Commodity and financial markets rarely get put on hold. Yes, financial exchanges still have the concept of “limit up” or “limit down” when trade prices exceed certain limits, trade stops for the day. However, a 6-month freeze is extremely rare, particularly for retail markets. Instead, central banks may get directly involved in market activity to support a currency, but they rarely close the door and freeze a financial instrument. Yet, this is what has happened in the UK energy market and this freezing of near-term retail activity will have knock on impacts on the wholesale market liquidity and confidence.

Current UK Price Cap Situation

As we know the UK government has announced that for all eligible business the maximum discount is capped at £345/MWh for electricity and £91/MWh for gas. Not all corporates and industrials are eligible for these price caps and there is further complexity to consider where there is flex procurement or electricity generation exported.
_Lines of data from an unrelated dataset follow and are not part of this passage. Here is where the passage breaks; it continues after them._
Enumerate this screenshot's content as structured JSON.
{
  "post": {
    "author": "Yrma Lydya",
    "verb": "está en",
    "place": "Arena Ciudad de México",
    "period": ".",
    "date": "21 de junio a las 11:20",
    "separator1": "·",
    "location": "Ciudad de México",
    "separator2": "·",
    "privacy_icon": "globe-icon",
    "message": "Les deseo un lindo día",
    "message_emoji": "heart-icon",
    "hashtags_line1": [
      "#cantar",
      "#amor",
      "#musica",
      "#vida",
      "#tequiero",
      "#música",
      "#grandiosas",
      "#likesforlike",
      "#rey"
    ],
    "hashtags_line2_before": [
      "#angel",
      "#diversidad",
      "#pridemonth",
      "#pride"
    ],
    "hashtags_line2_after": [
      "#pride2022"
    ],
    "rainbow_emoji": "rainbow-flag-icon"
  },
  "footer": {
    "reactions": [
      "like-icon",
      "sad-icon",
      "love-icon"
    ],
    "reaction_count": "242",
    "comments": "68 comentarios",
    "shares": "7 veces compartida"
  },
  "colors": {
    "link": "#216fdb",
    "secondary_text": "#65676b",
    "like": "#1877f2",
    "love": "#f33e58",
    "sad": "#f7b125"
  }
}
Plenty have written about the short-term implications and the impacts of the cap to individual organisations. So rather than sum up what we know and don’t know we wanted to get the crystal ball out and consider on what might happen in 6 months’ time, after the price cap.

Demand Destruction Scenarios
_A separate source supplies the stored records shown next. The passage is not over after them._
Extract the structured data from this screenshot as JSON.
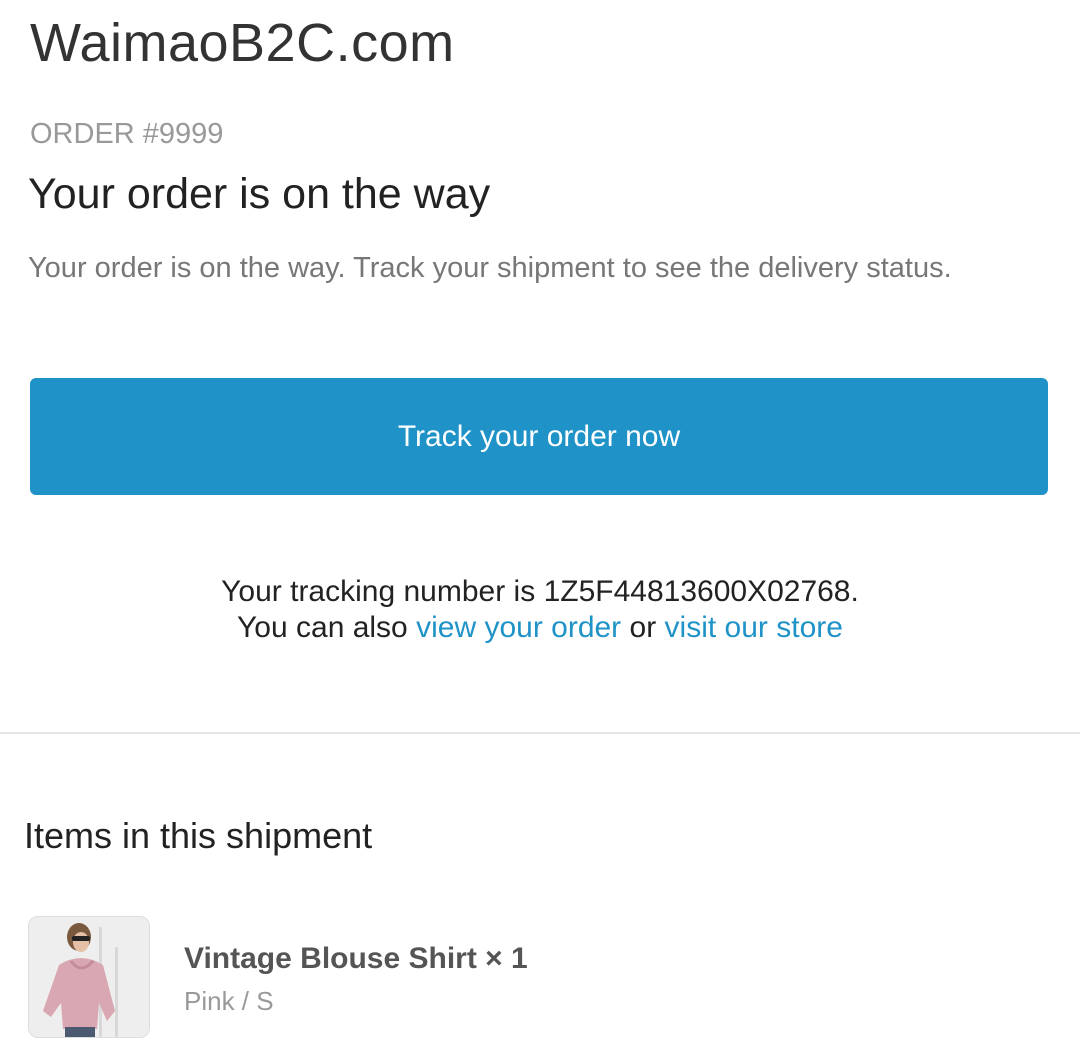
{
  "shop": {
    "name": "WaimaoB2C.com"
  },
  "order": {
    "number_label": "ORDER #9999",
    "headline": "Your order is on the way",
    "description": "Your order is on the way. Track your shipment to see the delivery status."
  },
  "actions": {
    "track_button_label": "Track your order now"
  },
  "tracking": {
    "prefix": "Your tracking number is",
    "number": "1Z5F44813600X02768",
    "suffix": ".",
    "line2_prefix": "You can also",
    "view_order_link": "view your order",
    "conjunction": "or",
    "visit_store_link": "visit our store"
  },
  "shipment": {
    "section_title": "Items in this shipment",
    "items": [
      {
        "title": "Vintage Blouse Shirt × 1",
        "variant": "Pink / S"
      }
    ]
  },
  "colors": {
    "accent": "#1f93c8",
    "text_primary": "#222222",
    "text_muted": "#777777"
  }
}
Demand destruction means a decrease in demand due to high prices or limited supply. Consider the scenario when there is an oil crisis and the price rises, this inherently corresponds to less people driving. This demand destruction can now be found in the electricity and gas market.
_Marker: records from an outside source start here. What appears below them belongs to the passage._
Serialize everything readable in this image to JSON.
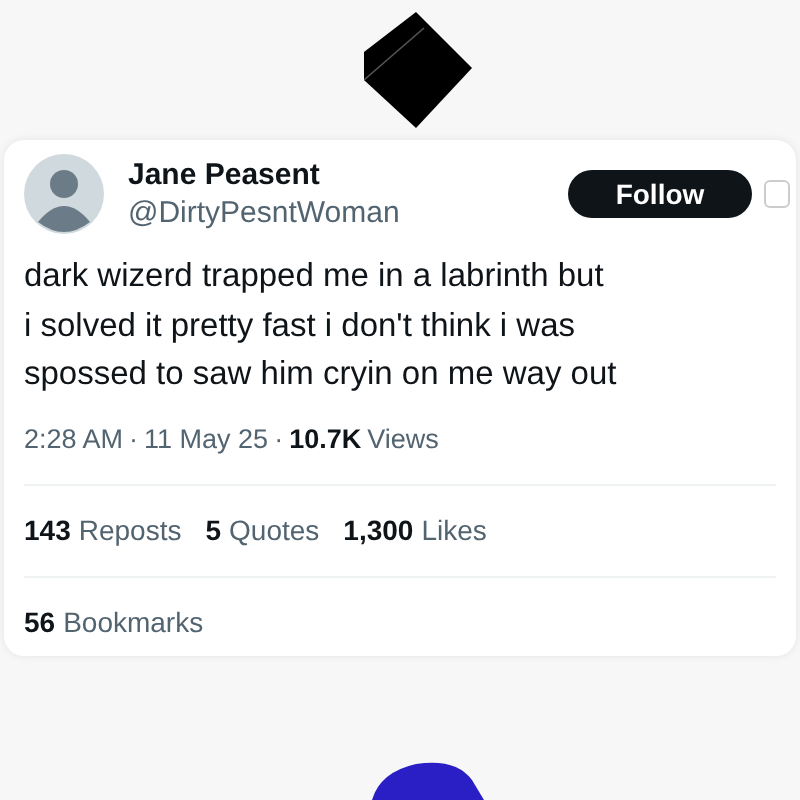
{
  "post": {
    "author": {
      "name": "Jane Peasent",
      "handle": "@DirtyPesntWoman"
    },
    "follow_button": "Follow",
    "text_lines": [
      "dark wizerd trapped me in a labrinth but",
      "i solved it pretty fast i don't think i was",
      "spossed to saw him cryin on me way out"
    ],
    "meta": {
      "time": "2:28 AM",
      "separator": "·",
      "date": "11 May 25",
      "views_count": "10.7K",
      "views_label": "Views"
    },
    "stats": [
      {
        "count": "143",
        "label": "Reposts"
      },
      {
        "count": "5",
        "label": "Quotes"
      },
      {
        "count": "1,300",
        "label": "Likes"
      }
    ],
    "bookmarks": {
      "count": "56",
      "label": "Bookmarks"
    }
  }
}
It is not easy to look beyond April 2023, but there are two clear scenarios emerging which will amplify demand destruction:


  1. Increase in behavioural change activities to reduce energy usage: There will certainly be demand destruction due to high energy prices, even at capped levels which are approx. 10x the cost of April 2020. To reduce their cost impact, consumers and businesses alike will conserve their energy through various behavioural change activities. Unfortunately, there is likely to be significant decline in businesses, small to large, due to high cost and or energy shortages impacting energy intensive organisations in the manufacturing, retail, telco, and health sectors.


2. High interest rates affecting borrowing & decarbonisation projects: A compounding factor which could increase demand destruction is the higher cost of borrowing due to high interest rates likely to continue to increase over the upcoming months. This would further accelerate demand destruction and business decline. Additionally, with higher cost of borrowing this could potentially reduce the amount of investments affordable for businesses to decarbonise in the private sector. Sadly, some sectors might be tempted to put decarbonisation projects on hold whilst facing the economic headwind.

Flex Procurement Implications

Demand destruction in the UK alone might not necessarily result directly in considerably lower energy prices beyond April 2023 as the Summer 2023 power price is currently approx. £325 a MWh and gas is £120 a MWh. This is because UK prices are led by European gas and power prices and the arbitrage between the two means they are rarely out of synch.

One major question is, should organisations review their hedges in flex procurement post April 2023 when current prices are higher than the price cap? Many will be revising their flex procurement strategy based on the forward energy prices for 2023, 2024 and so forth. However, the price cap makes the decision criteria of when to purchase and how much to buy a more complex decision than in the past.

Cost Mitigation

Right now, it seems likely that the cost of the government price cap might not be stretchable beyond the next 6 months. This might mean that competitive supply markets resume post April 2023, but they will certainly look different. One potential outcome might be suppliers share the energy forecast risks with their customers, with accurate demand forecasting being rewarded more than ever before. Including availability of a wider range of flexible supply products typically linked with energy saving projects.  

We hope these insights into the what ifs after April 2023 provide some clarification for you and your organisation. If you’d like to learn how the Utilidex platform can support your reduction in cost, consumption and carbon or manage your flex procurement risk, please get in touch with Vanessa Adams at [email protected] today!